Gacha games still have a copyright tag because original characters and/or concepts unique to the game will pop up, which means that the copyright tag has to function as their origin. With Wild Arms: Million Memories, we have Brittany Shrewsbury; for Tales of the Rays, we have Ix Nieves and Mileena Weiss; for Star Ocean Anamnesis, we have Evelysse; for the Madoka Magica game, we have Tamaki Iroha, Futaba Sana, Yui Tsuruno and others. So on and so forth.
Likewise, official art of existing characters can fall under the gacha's copyright since that's where it's being marketed.
LIST OF GAMES WITH NAMED OUTFITS
Let's get into the games that these guidelines are applicable to. Some of them are mobile spin-offs of existing copyrights, while others are wholly original titles. Regardless if the game is active or defunct, they will go here. The titles will be listed in alphabetical order.
To reiterate, Fate/Grand Order has been excluded from this article entirely, and thus from this list as well.
This is an ongoing work-in-progress. Any contributions made will be greatly appreciated.
- Another Eden

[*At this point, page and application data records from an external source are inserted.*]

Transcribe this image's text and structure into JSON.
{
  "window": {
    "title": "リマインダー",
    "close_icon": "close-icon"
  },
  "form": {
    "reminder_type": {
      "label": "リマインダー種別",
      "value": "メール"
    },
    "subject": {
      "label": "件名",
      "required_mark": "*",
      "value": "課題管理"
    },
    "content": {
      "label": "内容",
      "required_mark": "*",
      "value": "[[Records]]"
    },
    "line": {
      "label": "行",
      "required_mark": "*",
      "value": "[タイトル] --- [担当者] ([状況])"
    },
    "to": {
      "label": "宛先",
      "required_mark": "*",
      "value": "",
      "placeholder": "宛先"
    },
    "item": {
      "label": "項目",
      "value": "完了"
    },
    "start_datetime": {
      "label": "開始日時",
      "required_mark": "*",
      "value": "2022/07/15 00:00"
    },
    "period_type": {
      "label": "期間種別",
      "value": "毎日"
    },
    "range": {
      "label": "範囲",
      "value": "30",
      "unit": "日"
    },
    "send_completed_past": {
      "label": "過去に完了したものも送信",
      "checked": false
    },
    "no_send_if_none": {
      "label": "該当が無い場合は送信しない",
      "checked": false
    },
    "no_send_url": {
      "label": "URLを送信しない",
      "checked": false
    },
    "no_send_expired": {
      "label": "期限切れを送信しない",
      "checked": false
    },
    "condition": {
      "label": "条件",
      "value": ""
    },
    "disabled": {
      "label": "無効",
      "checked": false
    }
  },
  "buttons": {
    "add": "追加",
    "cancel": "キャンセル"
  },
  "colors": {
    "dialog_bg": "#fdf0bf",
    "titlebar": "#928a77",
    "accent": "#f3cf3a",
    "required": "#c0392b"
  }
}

- Azur Lane
- Blue Oath
- Brave Frontier
- Brave Girl Ravens
- Dissidia Final Fantasy Opera Omnia
- Dragalia Lost
- Dragon Ball Legends
- Dragon Collection
- Exos Heroes
- Fire Emblem Heroes
- Flower Knight Girl
- Food Fantasy
- Girls Frontline (Dolls Frontline)
- Girls Symphony
- Granblue Fantasy
- Grand Chase
- Guilty Dragon
- Honkai Impact 3rd
- Idle Heroes
- Idolmaster (stylized as iDOLM@STER)
- Kantai Collection
- Kingdom Hearts X (stylized as Kingdom Hearts χ)
- Langrisser Mobile
- League of Legends
- Love Live! School Idol Project
- Magia Record: Mahou Shoujo Madoka Magica Gaiden
- Makai Wars
- Merc Storia
- Noah's Gate
- Otoko no Itadaki
- Pokemon Go
- Princess Connect!
- Sennen Sensou Aigis
- Star Ocean Anamnesis
- Tales of Crestoria
- Tales of Erin
- Tales of the Rays
- Touken Ranbu
- War of the Visions: Final Fantasy Brave Exvius
- Warship Girls R